The crown of Saint Erik
A king’s crown which in all probability is the funeral crown of St Erik. It is made of mercury-gilded copper with red, blue and green glass stones, and it may have been made for the burial of St Erik in 1160.
The Crown of St Erik is made of copper. The outside of the crown circlet is mercury-gilded and has a simple engraved pattern and red, blue and green glass stones. The top has eight small protuberances, every second one of which is believed to have been four tall spires shaped into lilies or crosses. Small cavities on the inside can be construed as attachments for a lost fabric cap. These signs suggest that we are dealing with a funeral crown. Moreover, less work has been done to the back, suggesting that the crown was only meant to be seen from in front.

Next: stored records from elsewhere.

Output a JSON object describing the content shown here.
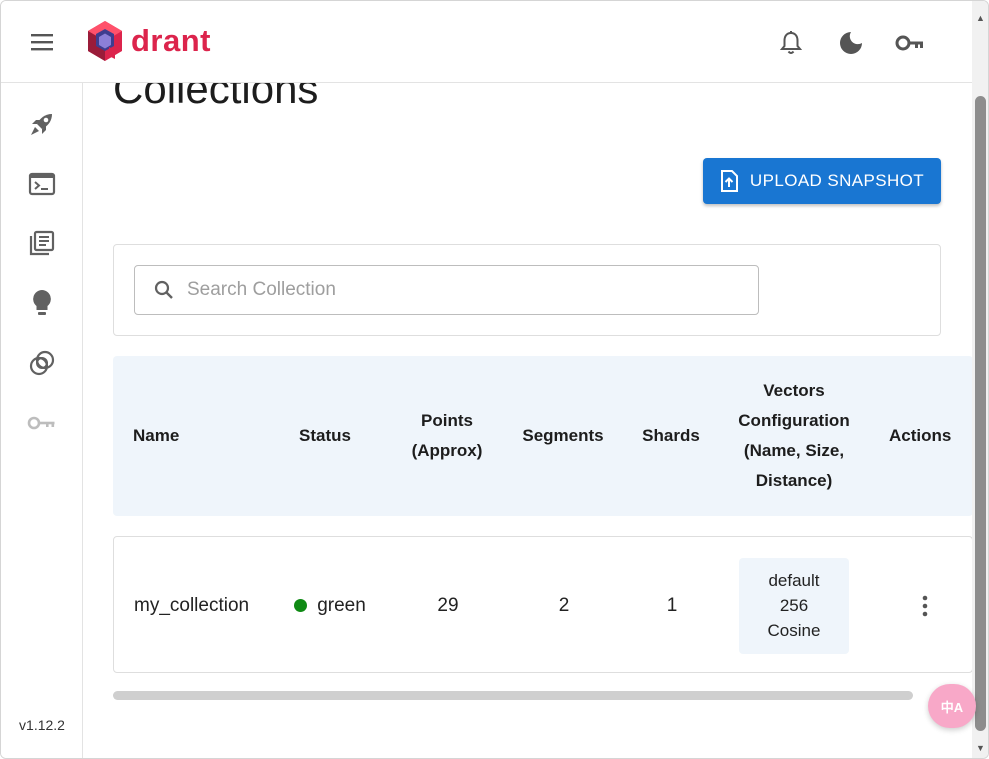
{
  "app": {
    "logo_text": "drant",
    "version": "v1.12.2"
  },
  "header": {
    "icons": [
      "menu-icon",
      "bell-icon",
      "moon-icon",
      "key-icon"
    ]
  },
  "sidebar": {
    "items": [
      {
        "icon": "rocket-icon",
        "active": false
      },
      {
        "icon": "terminal-icon",
        "active": false
      },
      {
        "icon": "library-icon",
        "active": false
      },
      {
        "icon": "lightbulb-icon",
        "active": false
      },
      {
        "icon": "rings-icon",
        "active": false
      },
      {
        "icon": "key-icon",
        "active": false
      }
    ]
  },
  "main": {
    "title": "Collections",
    "upload_label": "UPLOAD SNAPSHOT",
    "search_placeholder": "Search Collection"
  },
  "table": {
    "headers": {
      "name": "Name",
      "status": "Status",
      "points": "Points (Approx)",
      "segments": "Segments",
      "shards": "Shards",
      "vectors": "Vectors Configuration (Name, Size, Distance)",
      "actions": "Actions"
    },
    "rows": [
      {
        "name": "my_collection",
        "status": "green",
        "points": "29",
        "segments": "2",
        "shards": "1",
        "vector_name": "default",
        "vector_size": "256",
        "vector_distance": "Cosine"
      }
    ]
  },
  "colors": {
    "brand": "#dc244c",
    "primary": "#1976d2",
    "status_green": "#0f8a14",
    "header_bg": "#eff5fb"
  },
  "fab": {
    "label": "中A"
  }
}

This crown was probably made for the funeral of St Erik in 1160. Research has among other things uncovered two similar crowns from the same period, one in Germany and one in Poland. St Erik was probably translated from his first burial place at Östra (East) Aros, present-day Uppsala, during the second half of the 12th century. Another possibility is that the crown was made for this translation.

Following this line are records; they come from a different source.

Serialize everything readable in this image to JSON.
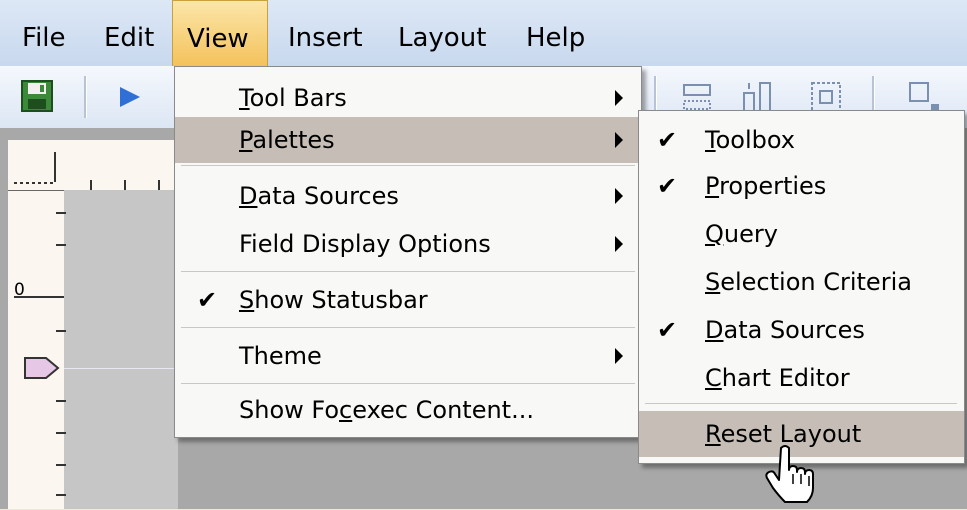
{
  "menubar": {
    "items": [
      {
        "label": "File"
      },
      {
        "label": "Edit"
      },
      {
        "label": "View"
      },
      {
        "label": "Insert"
      },
      {
        "label": "Layout"
      },
      {
        "label": "Help"
      }
    ]
  },
  "toolbar": {
    "buttons": [
      "save-icon",
      "run-icon",
      "layout-icon-1",
      "layout-icon-2",
      "layout-icon-3",
      "layout-icon-4"
    ]
  },
  "ruler": {
    "zero_label": "0"
  },
  "view_menu": {
    "items": [
      {
        "mnemonic": "T",
        "rest": "ool Bars",
        "submenu": true
      },
      {
        "mnemonic": "P",
        "rest": "alettes",
        "submenu": true,
        "highlighted": true
      },
      {
        "mnemonic": "D",
        "rest": "ata Sources",
        "submenu": true
      },
      {
        "label": "Field Display Options",
        "submenu": true
      },
      {
        "mnemonic": "S",
        "rest": "how Statusbar",
        "checked": true
      },
      {
        "label": "Theme",
        "submenu": true
      },
      {
        "pre": "Show Fo",
        "mnemonic": "c",
        "rest": "exec Content..."
      }
    ]
  },
  "palettes_menu": {
    "items": [
      {
        "mnemonic": "T",
        "rest": "oolbox",
        "checked": true
      },
      {
        "mnemonic": "P",
        "rest": "roperties",
        "checked": true
      },
      {
        "mnemonic": "Q",
        "rest": "uery",
        "checked": false
      },
      {
        "mnemonic": "S",
        "rest": "election Criteria",
        "checked": false
      },
      {
        "mnemonic": "D",
        "rest": "ata Sources",
        "checked": true
      },
      {
        "mnemonic": "C",
        "rest": "hart Editor",
        "checked": false
      },
      {
        "mnemonic": "R",
        "rest": "eset Layout",
        "checked": false,
        "highlighted": true
      }
    ]
  },
  "colors": {
    "menu_highlight": "#c6beb6",
    "active_menubar": "#f4c25c",
    "menubar_bg": "#c8d8ee"
  }
}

Together with the bones of St Erik, the crown was probably looked on as one of his relics. This could also account for the worn state of the crown, in that it would then probably have been shown to pilgrims and touched by them during the great feasts of St Erik and on other red-letter days.

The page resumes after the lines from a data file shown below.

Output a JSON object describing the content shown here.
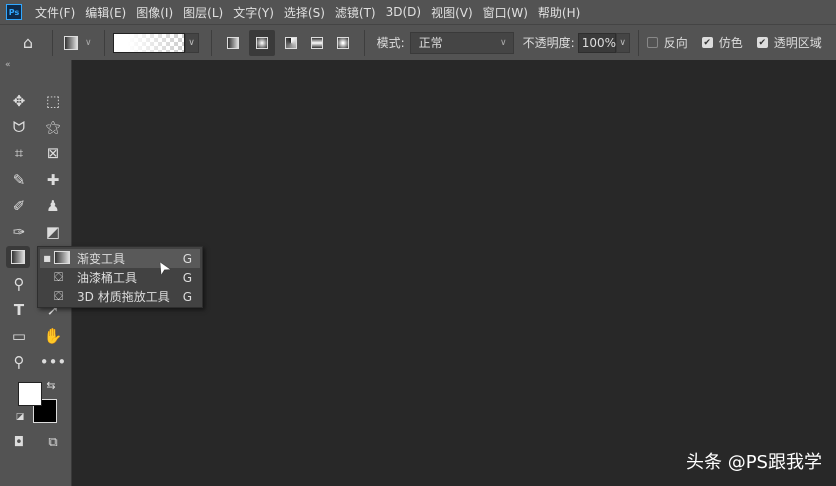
{
  "app": {
    "logo": "Ps"
  },
  "menu": [
    "文件(F)",
    "编辑(E)",
    "图像(I)",
    "图层(L)",
    "文字(Y)",
    "选择(S)",
    "滤镜(T)",
    "3D(D)",
    "视图(V)",
    "窗口(W)",
    "帮助(H)"
  ],
  "options": {
    "mode_label": "模式:",
    "mode_value": "正常",
    "opacity_label": "不透明度:",
    "opacity_value": "100%",
    "reverse": {
      "label": "反向",
      "checked": false
    },
    "dither": {
      "label": "仿色",
      "checked": true
    },
    "transparency": {
      "label": "透明区域",
      "checked": true
    }
  },
  "flyout": [
    {
      "label": "渐变工具",
      "key": "G",
      "selected": true
    },
    {
      "label": "油漆桶工具",
      "key": "G"
    },
    {
      "label": "3D 材质拖放工具",
      "key": "G"
    }
  ],
  "watermark": "头条 @PS跟我学"
}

This is the oldest surviving regal crown in Sweden and the Nordic countries.